Young people who received the Pfizer-BioNTech or Moderna coronavirus vaccines are reporting higher-than-usual rates of heart inflammation and swelling, US health officials said on Thursday.
The findings are preliminary and come from a self-reported database of potential side effects. The Centers for Disease Control and Prevention has yet to confirm a link to the vaccines, although researchers are now investigating these incidents of heart inflammation, known as myocarditis, and heart swelling, known as pericarditis.
The CDC plans to convene an advisory group to discuss the issue on June 18. Earlier this month, Israel’s health ministry said there was a “probable link” between Pfizer’s vaccine and heart muscle inflammation in young men.
In Thursday interviews with Insider, cardiologists and infectious-disease specialists said the potential risk of the vaccine is still tiny compared to the potential damage from getting infected with the coronavirus.

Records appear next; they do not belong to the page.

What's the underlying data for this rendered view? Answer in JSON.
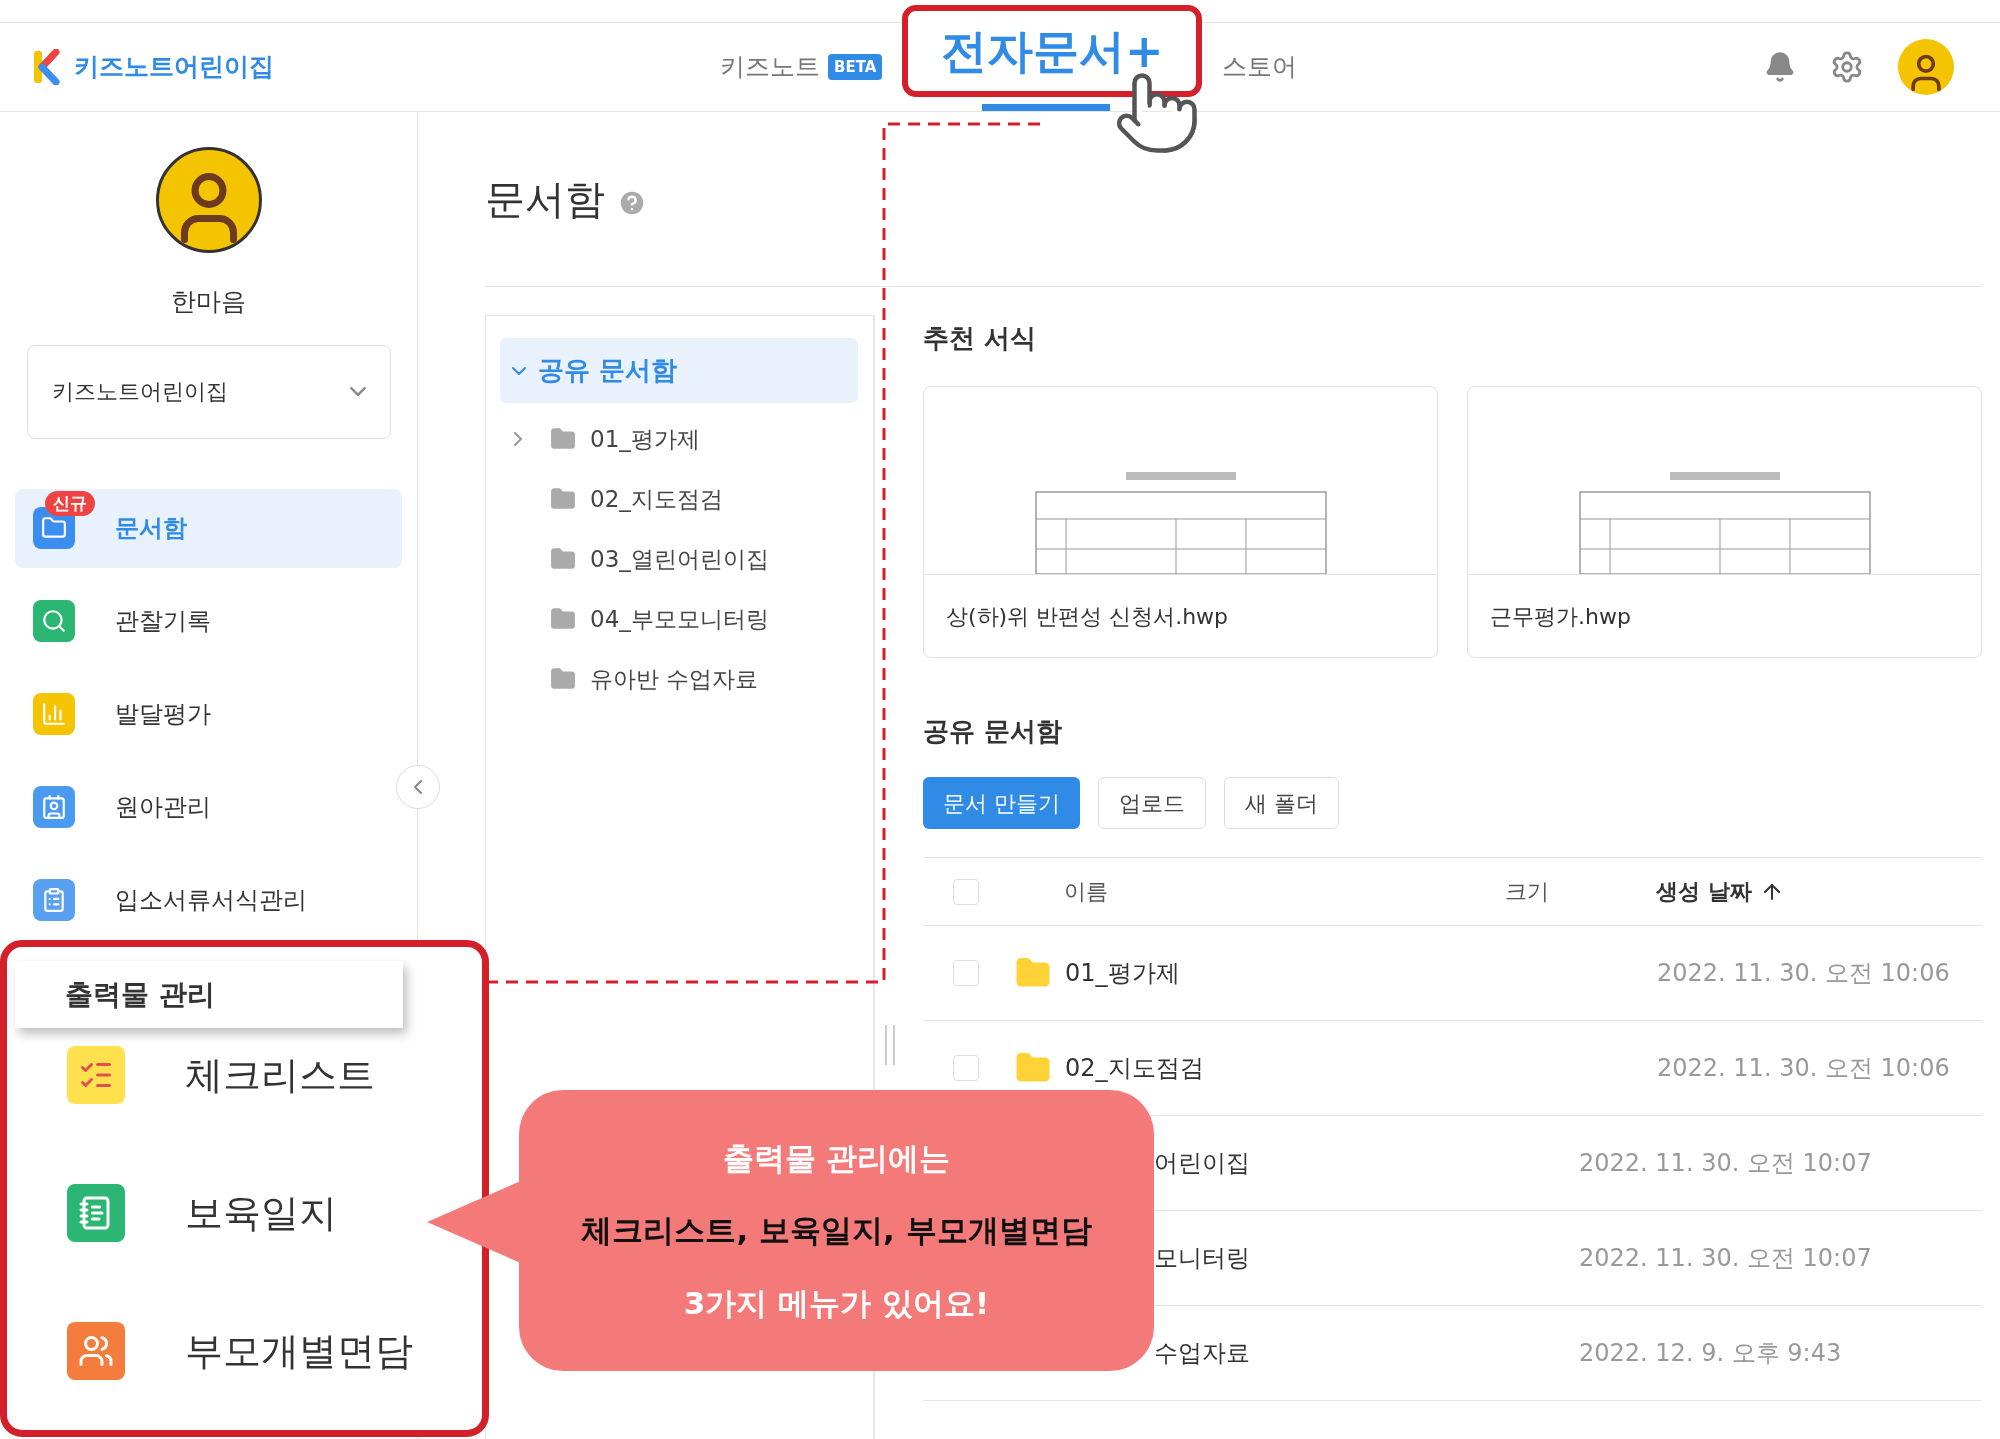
{
  "app": {
    "name": "키즈노트어린이집"
  },
  "nav": [
    {
      "label": "키즈노트",
      "badge": "BETA",
      "selected": false,
      "highlighted": false
    },
    {
      "label": "전자문서+",
      "selected": true,
      "highlighted": true
    },
    {
      "label": "스토어",
      "selected": false,
      "highlighted": false
    }
  ],
  "profile": {
    "name": "한마음"
  },
  "center_select": {
    "value": "키즈노트어린이집"
  },
  "menu": [
    {
      "label": "문서함",
      "badge": "신규",
      "selected": true
    },
    {
      "label": "관찰기록",
      "selected": false
    },
    {
      "label": "발달평가",
      "selected": false
    },
    {
      "label": "원아관리",
      "selected": false
    },
    {
      "label": "입소서류서식관리",
      "selected": false
    }
  ],
  "page_title": "문서함",
  "tree": {
    "label": "공유 문서함",
    "expanded": true,
    "selected": true,
    "children": [
      {
        "label": "01_평가제",
        "expandable": true
      },
      {
        "label": "02_지도점검",
        "expandable": false
      },
      {
        "label": "03_열린어린이집",
        "expandable": false
      },
      {
        "label": "04_부모모니터링",
        "expandable": false
      },
      {
        "label": "유아반 수업자료",
        "expandable": false
      }
    ]
  },
  "recommended": {
    "title": "추천 서식",
    "templates": [
      {
        "name": "상(하)위 반편성 신청서.hwp"
      },
      {
        "name": "근무평가.hwp"
      }
    ]
  },
  "shared": {
    "title": "공유 문서함",
    "buttons": [
      {
        "label": "문서 만들기",
        "primary": true
      },
      {
        "label": "업로드",
        "primary": false
      },
      {
        "label": "새 폴더",
        "primary": false
      }
    ],
    "columns": [
      {
        "label": "이름",
        "sorted": false
      },
      {
        "label": "크기",
        "sorted": false
      },
      {
        "label": "생성 날짜",
        "sorted": true
      }
    ],
    "select_all": {
      "checked": false
    },
    "rows": [
      {
        "name": "01_평가제",
        "date": "2022. 11. 30. 오전 10:06",
        "checked": false,
        "covered": false
      },
      {
        "name": "02_지도점검",
        "date": "2022. 11. 30. 오전 10:06",
        "checked": false,
        "covered": false
      },
      {
        "name": "어린이집",
        "date": "2022. 11. 30. 오전 10:07",
        "covered": true
      },
      {
        "name": "모니터링",
        "date": "2022. 11. 30. 오전 10:07",
        "covered": true
      },
      {
        "name": "수업자료",
        "date": "2022. 12. 9. 오후 9:43",
        "covered": true
      }
    ]
  },
  "output_menu": {
    "title": "출력물 관리",
    "items": [
      {
        "label": "체크리스트"
      },
      {
        "label": "보육일지"
      },
      {
        "label": "부모개별면담"
      }
    ]
  },
  "callout": {
    "lines": [
      {
        "text": "출력물 관리에는",
        "emphasis": false
      },
      {
        "text": "체크리스트, 보육일지, 부모개별면담",
        "emphasis": true
      },
      {
        "text": "3가지 메뉴가 있어요!",
        "emphasis": false
      }
    ]
  }
}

Not all experts are convinced there’s a link between the events and the shots.
“It’s not a no-brainer that there’s an association, because the season for getting myocarditis is around now,” Dr. Lorry Rubin, director of pediatric infectious diseases at Northwell Health’s Cohen Children’s Medical Center told Insider.

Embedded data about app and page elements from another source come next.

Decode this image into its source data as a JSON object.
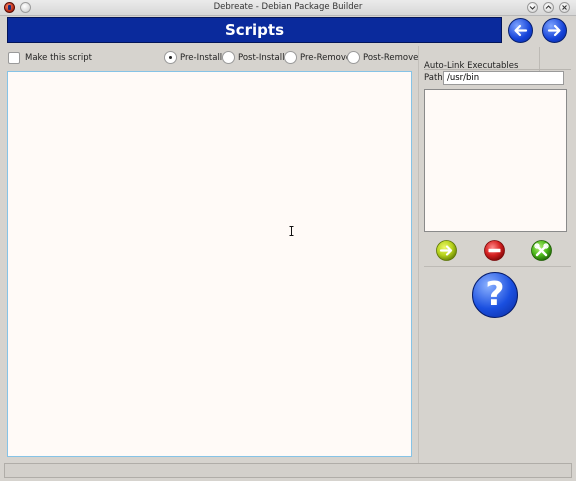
{
  "window": {
    "title": "Debreate - Debian Package Builder"
  },
  "header": {
    "title": "Scripts"
  },
  "options": {
    "make_script_label": "Make this script",
    "radios": [
      {
        "label": "Pre-Install",
        "checked": true
      },
      {
        "label": "Post-Install",
        "checked": false
      },
      {
        "label": "Pre-Remove",
        "checked": false
      },
      {
        "label": "Post-Remove",
        "checked": false
      }
    ]
  },
  "editor": {
    "content": ""
  },
  "auto_link": {
    "title": "Auto-Link Executables",
    "path_label": "Path",
    "path_value": "/usr/bin"
  },
  "icons": {
    "app": "debreate-app-icon",
    "back": "arrow-left-icon",
    "forward": "arrow-right-icon",
    "add": "add-arrow-icon",
    "remove": "remove-minus-icon",
    "tools": "tools-wrench-icon",
    "help": "help-question-icon"
  },
  "colors": {
    "header_bg": "#0a2a9c",
    "editor_border": "#86c3e6",
    "add_button": "#b6d21c",
    "remove_button": "#d42020",
    "tools_button": "#4cb81a"
  }
}
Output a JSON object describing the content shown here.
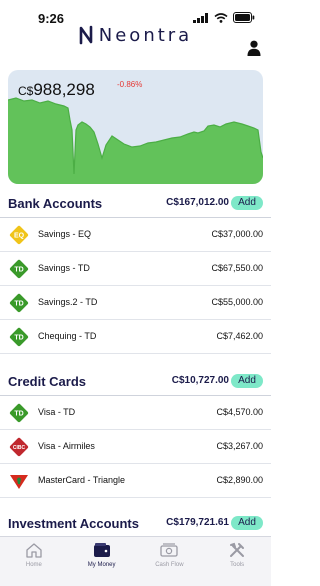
{
  "status": {
    "time": "9:26"
  },
  "brand": {
    "name": "Neontra"
  },
  "summary": {
    "currency": "C$",
    "amount": "988,298",
    "change": "-0.86%"
  },
  "chart_colors": {
    "fill": "#62c25a",
    "line": "#4cae45",
    "background": "#dde7f2"
  },
  "sections": [
    {
      "title": "Bank Accounts",
      "total": "C$167,012.00",
      "add_label": "Add",
      "rows": [
        {
          "icon": "eq-bank-icon",
          "badge": "EQ",
          "color": "#f0c419",
          "name": "Savings - EQ",
          "amount": "C$37,000.00"
        },
        {
          "icon": "td-bank-icon",
          "badge": "TD",
          "color": "#3a9a2a",
          "name": "Savings - TD",
          "amount": "C$67,550.00"
        },
        {
          "icon": "td-bank-icon",
          "badge": "TD",
          "color": "#3a9a2a",
          "name": "Savings.2 - TD",
          "amount": "C$55,000.00"
        },
        {
          "icon": "td-bank-icon",
          "badge": "TD",
          "color": "#3a9a2a",
          "name": "Chequing - TD",
          "amount": "C$7,462.00"
        }
      ]
    },
    {
      "title": "Credit Cards",
      "total": "C$10,727.00",
      "add_label": "Add",
      "rows": [
        {
          "icon": "td-bank-icon",
          "badge": "TD",
          "color": "#3a9a2a",
          "name": "Visa - TD",
          "amount": "C$4,570.00"
        },
        {
          "icon": "cibc-bank-icon",
          "badge": "CIBC",
          "color": "#c0282e",
          "name": "Visa - Airmiles",
          "amount": "C$3,267.00"
        },
        {
          "icon": "canadian-tire-icon",
          "badge": "",
          "color": "#d52b1e",
          "name": "MasterCard - Triangle",
          "amount": "C$2,890.00"
        }
      ]
    },
    {
      "title": "Investment Accounts",
      "total": "C$179,721.61",
      "add_label": "Add",
      "rows": []
    }
  ],
  "tabs": [
    {
      "label": "Home",
      "icon": "home-icon"
    },
    {
      "label": "My Money",
      "icon": "wallet-icon"
    },
    {
      "label": "Cash Flow",
      "icon": "cash-icon"
    },
    {
      "label": "Tools",
      "icon": "tools-icon"
    }
  ]
}
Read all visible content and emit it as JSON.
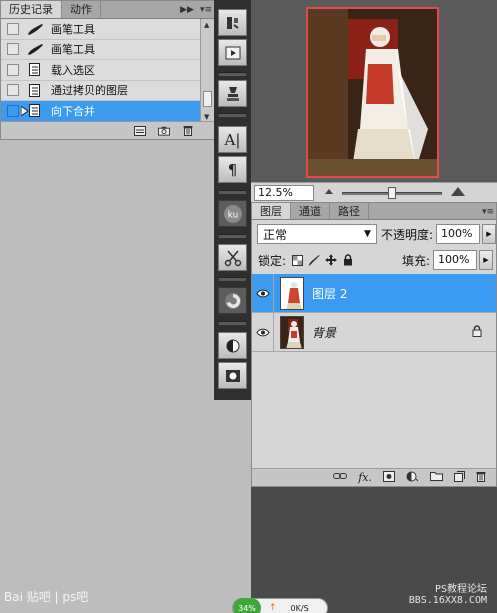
{
  "history_panel": {
    "tabs": [
      "历史记录",
      "动作"
    ],
    "items": [
      {
        "label": "画笔工具",
        "icon": "brush-icon"
      },
      {
        "label": "画笔工具",
        "icon": "brush-icon"
      },
      {
        "label": "载入选区",
        "icon": "document-icon"
      },
      {
        "label": "通过拷贝的图层",
        "icon": "document-icon"
      },
      {
        "label": "向下合并",
        "icon": "document-icon",
        "selected": true
      }
    ]
  },
  "navigator": {
    "zoom": "12.5%"
  },
  "layers_panel": {
    "tabs": [
      "图层",
      "通道",
      "路径"
    ],
    "blend_mode": "正常",
    "opacity_label": "不透明度:",
    "opacity_value": "100%",
    "lock_label": "锁定:",
    "fill_label": "填充:",
    "fill_value": "100%",
    "layers": [
      {
        "name": "图层 2",
        "selected": true,
        "visible": true
      },
      {
        "name": "背景",
        "selected": false,
        "visible": true,
        "locked": true
      }
    ]
  },
  "watermarks": {
    "baidu": "Bai 贴吧 | ps吧",
    "ps_forum_line1": "PS教程论坛",
    "ps_forum_line2": "BBS.16XX8.COM"
  },
  "net_widget": {
    "percent": "34%",
    "speed": "0K/S"
  },
  "colors": {
    "selection": "#3a9bf0",
    "panel_bg": "#d6d6d6",
    "dock_bg": "#2f2f2f",
    "nav_frame": "#e04c4c"
  }
}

A group of viruses called enteroviruses is the most common cause of myocarditis, Rubin said. Those viruses typically circulate in the summer months.

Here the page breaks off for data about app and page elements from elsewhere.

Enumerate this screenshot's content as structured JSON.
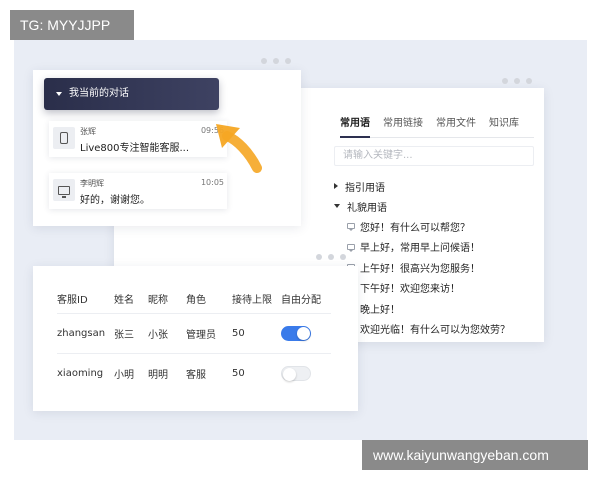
{
  "watermarks": {
    "tag": "TG: MYYJJPP",
    "url": "www.kaiyunwangyeban.com"
  },
  "knowledge": {
    "tabs": [
      {
        "label": "常用语",
        "active": true
      },
      {
        "label": "常用链接",
        "active": false
      },
      {
        "label": "常用文件",
        "active": false
      },
      {
        "label": "知识库",
        "active": false
      }
    ],
    "search_placeholder": "请输入关键字...",
    "groups": [
      {
        "label": "指引用语",
        "expanded": false
      },
      {
        "label": "礼貌用语",
        "expanded": true
      }
    ],
    "phrases": [
      "您好！有什么可以帮您？",
      "早上好，常用早上问候语！",
      "上午好！很高兴为您服务！",
      "下午好！欢迎您来访！",
      "晚上好！",
      "欢迎光临！有什么可以为您效劳？"
    ]
  },
  "conversations": {
    "header_title": "我当前的对话",
    "items": [
      {
        "name": "张辉",
        "message": "Live800专注智能客服...",
        "time": "09:56",
        "device_icon": "phone-icon"
      },
      {
        "name": "李明辉",
        "message": "好的，谢谢您。",
        "time": "10:05",
        "device_icon": "monitor-icon"
      }
    ]
  },
  "staff": {
    "columns": [
      "客服ID",
      "姓名",
      "昵称",
      "角色",
      "接待上限",
      "自由分配"
    ],
    "rows": [
      {
        "id": "zhangsan",
        "name": "张三",
        "nickname": "小张",
        "role": "管理员",
        "limit": "50",
        "auto_assign": true
      },
      {
        "id": "xiaoming",
        "name": "小明",
        "nickname": "明明",
        "role": "客服",
        "limit": "50",
        "auto_assign": false
      }
    ]
  },
  "colors": {
    "header_dark": "#2a2e4a",
    "toggle_on": "#3a7bea",
    "arrow": "#f5a623",
    "backdrop": "#e9edf5"
  }
}
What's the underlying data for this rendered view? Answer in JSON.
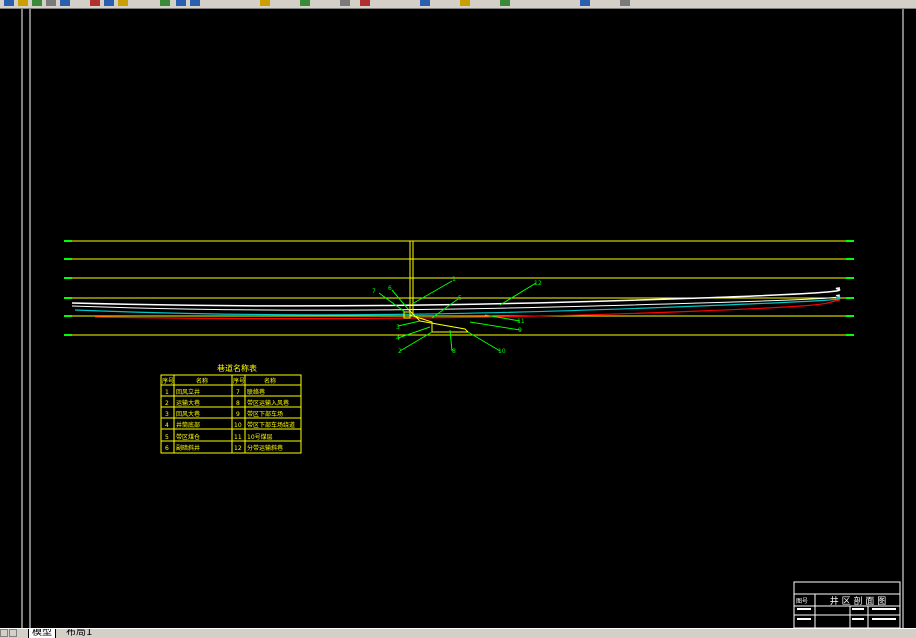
{
  "toolbar": {
    "icons": [
      "new-icon",
      "open-icon",
      "save-icon",
      "print-icon",
      "preview-icon",
      "cut-icon",
      "copy-icon",
      "paste-icon",
      "match-icon",
      "undo-icon",
      "redo-icon",
      "pan-icon",
      "zoom-realtime-icon",
      "zoom-window-icon",
      "zoom-previous-icon",
      "properties-icon",
      "design-center-icon",
      "tool-palette-icon",
      "layer-icon",
      "help-icon"
    ]
  },
  "colors": {
    "background": "#000000",
    "yellow": "#ffff00",
    "green": "#00ff00",
    "white": "#ffffff",
    "cyan": "#00c8c8",
    "red": "#ff0000",
    "border": "#ffffff"
  },
  "drawing": {
    "table": {
      "title": "巷道名称表",
      "headers": [
        "序号",
        "名称",
        "序号",
        "名称"
      ],
      "rows": [
        [
          "1",
          "回风立井",
          "7",
          "联络巷"
        ],
        [
          "2",
          "运输大巷",
          "8",
          "带区运输入风巷"
        ],
        [
          "3",
          "回风大巷",
          "9",
          "带区下部车场"
        ],
        [
          "4",
          "井筒底部",
          "10",
          "带区下部车场绕道"
        ],
        [
          "5",
          "带区煤仓",
          "11",
          "10号煤层"
        ],
        [
          "6",
          "副暗斜井",
          "12",
          "分带运输斜巷"
        ]
      ]
    },
    "callouts": [
      "1",
      "2",
      "3",
      "4",
      "5",
      "6",
      "7",
      "8",
      "9",
      "10",
      "11",
      "12"
    ],
    "title_block": {
      "label": "图号",
      "title": "井 区 剖 面 图"
    }
  },
  "tabs": {
    "model": "模型",
    "layout1": "布局1"
  }
}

“That’s not the sole cause, but that’s the most common infectious trigger for myocarditis and that’s more of a seasonal infection,” he said.
All three experts also agreed that getting vaccinated, even for young and healthy men and boys, is still the best option.